* _Your goal_: The expected output is a copy of every line in the records with the string "repeat".

* _Data_:

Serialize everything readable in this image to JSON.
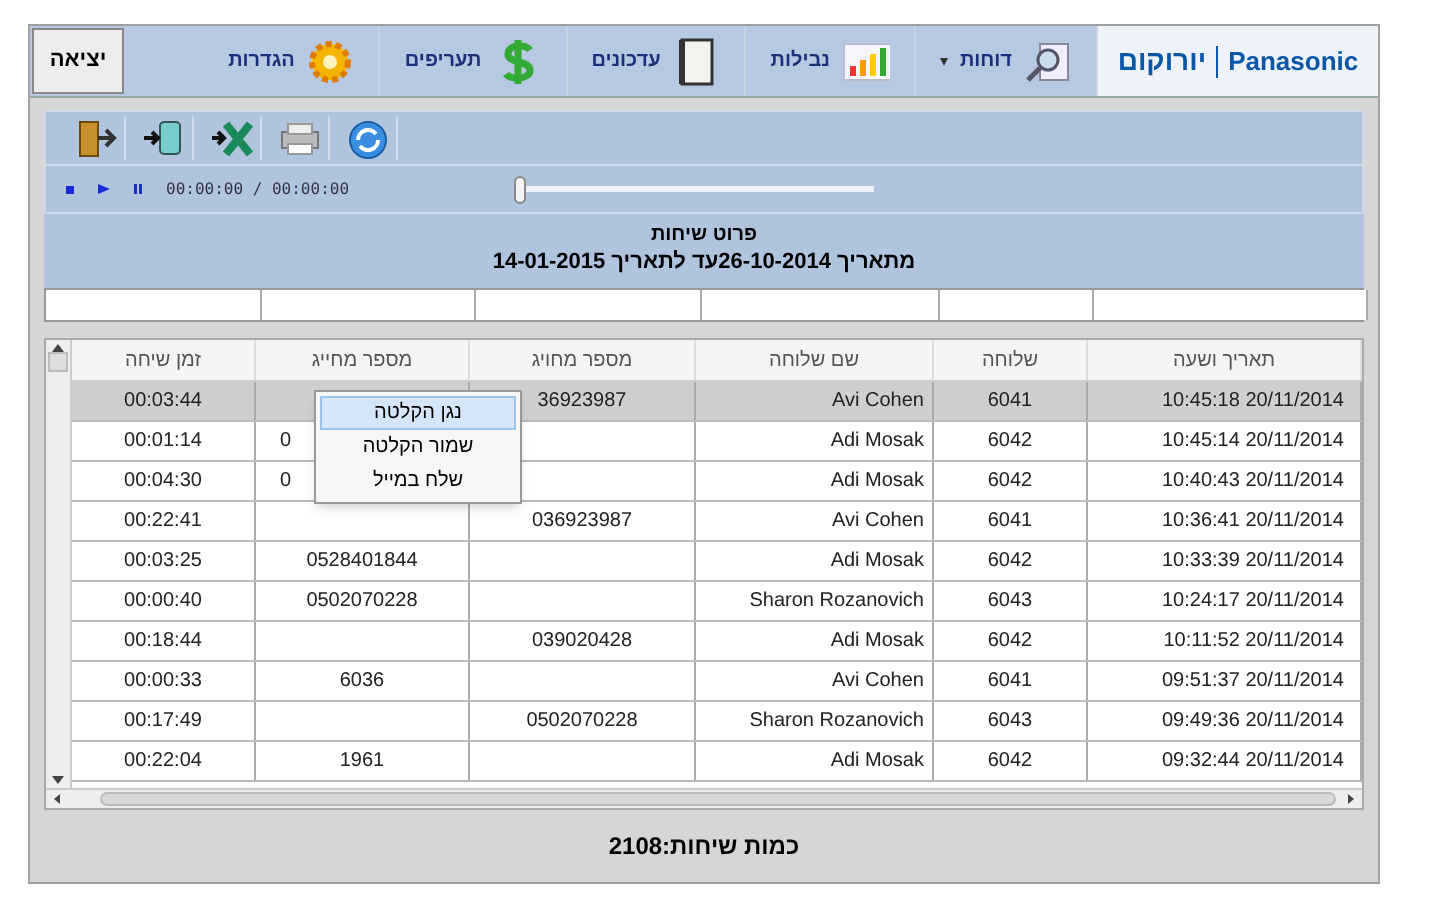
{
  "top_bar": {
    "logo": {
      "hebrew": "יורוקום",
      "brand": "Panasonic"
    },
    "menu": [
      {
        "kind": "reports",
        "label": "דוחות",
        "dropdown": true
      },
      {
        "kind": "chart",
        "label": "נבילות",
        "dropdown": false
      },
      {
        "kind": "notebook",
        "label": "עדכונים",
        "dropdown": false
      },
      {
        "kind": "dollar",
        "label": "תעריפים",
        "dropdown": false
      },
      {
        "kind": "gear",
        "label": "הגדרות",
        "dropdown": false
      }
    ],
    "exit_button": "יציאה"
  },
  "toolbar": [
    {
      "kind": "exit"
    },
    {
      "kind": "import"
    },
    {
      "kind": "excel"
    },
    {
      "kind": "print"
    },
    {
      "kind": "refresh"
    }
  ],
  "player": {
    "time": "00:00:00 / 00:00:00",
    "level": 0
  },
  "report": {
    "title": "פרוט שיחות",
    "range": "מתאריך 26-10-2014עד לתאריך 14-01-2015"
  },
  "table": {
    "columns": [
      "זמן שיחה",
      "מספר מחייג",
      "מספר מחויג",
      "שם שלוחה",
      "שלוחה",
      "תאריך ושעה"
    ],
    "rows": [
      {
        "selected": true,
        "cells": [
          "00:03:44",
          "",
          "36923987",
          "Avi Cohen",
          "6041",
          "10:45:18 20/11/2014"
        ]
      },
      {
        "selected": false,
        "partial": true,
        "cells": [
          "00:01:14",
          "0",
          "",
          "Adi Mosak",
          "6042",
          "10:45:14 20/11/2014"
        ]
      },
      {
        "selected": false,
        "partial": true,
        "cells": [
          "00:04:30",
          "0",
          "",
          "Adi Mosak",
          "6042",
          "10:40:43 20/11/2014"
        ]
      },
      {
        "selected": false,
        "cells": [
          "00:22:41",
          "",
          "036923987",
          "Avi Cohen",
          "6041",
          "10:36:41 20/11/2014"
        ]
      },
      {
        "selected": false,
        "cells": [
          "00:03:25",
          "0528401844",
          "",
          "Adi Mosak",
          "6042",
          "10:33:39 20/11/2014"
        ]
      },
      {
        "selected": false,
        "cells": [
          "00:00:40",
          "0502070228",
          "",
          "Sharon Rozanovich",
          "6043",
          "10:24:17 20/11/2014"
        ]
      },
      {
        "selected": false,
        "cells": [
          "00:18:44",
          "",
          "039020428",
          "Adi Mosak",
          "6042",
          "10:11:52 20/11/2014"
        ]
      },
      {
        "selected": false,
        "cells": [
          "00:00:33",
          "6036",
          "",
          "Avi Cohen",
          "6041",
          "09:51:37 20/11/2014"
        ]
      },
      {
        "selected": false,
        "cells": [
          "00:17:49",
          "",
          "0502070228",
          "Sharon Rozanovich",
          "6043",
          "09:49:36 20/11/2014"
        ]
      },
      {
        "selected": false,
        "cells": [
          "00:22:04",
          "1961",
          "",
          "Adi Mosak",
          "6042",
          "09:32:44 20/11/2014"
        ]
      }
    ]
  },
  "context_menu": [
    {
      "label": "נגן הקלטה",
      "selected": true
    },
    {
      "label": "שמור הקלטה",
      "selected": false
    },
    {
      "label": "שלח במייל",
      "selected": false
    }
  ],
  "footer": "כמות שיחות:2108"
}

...

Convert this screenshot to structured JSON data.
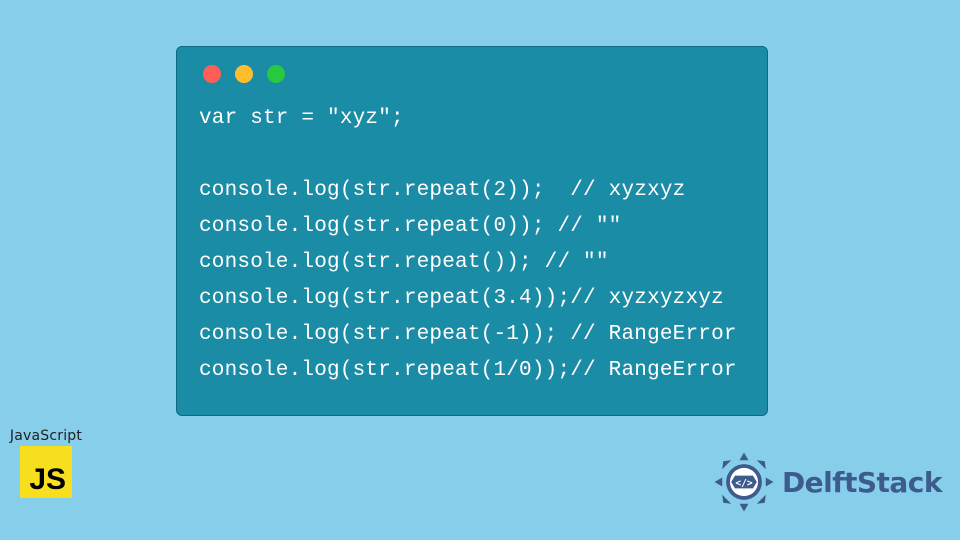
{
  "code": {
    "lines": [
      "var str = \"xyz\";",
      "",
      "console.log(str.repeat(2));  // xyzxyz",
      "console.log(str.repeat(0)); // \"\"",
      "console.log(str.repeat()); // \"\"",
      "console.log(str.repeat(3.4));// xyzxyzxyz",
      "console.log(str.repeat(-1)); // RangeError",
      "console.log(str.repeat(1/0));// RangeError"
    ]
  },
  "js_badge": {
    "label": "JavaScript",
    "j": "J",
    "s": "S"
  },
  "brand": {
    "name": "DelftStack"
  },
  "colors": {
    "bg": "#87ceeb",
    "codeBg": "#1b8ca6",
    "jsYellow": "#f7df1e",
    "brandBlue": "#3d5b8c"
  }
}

* _Written reply_:
      "console.log(str.repeat(2));  // xyzxyz",
      "console.log(str.repeat(0)); // \"\"",
      "console.log(str.repeat()); // \"\"",
      "console.log(str.repeat(3.4));// xyzxyzxyz",
      "console.log(str.repeat(-1)); // RangeError",
      "console.log(str.repeat(1/0));// RangeError"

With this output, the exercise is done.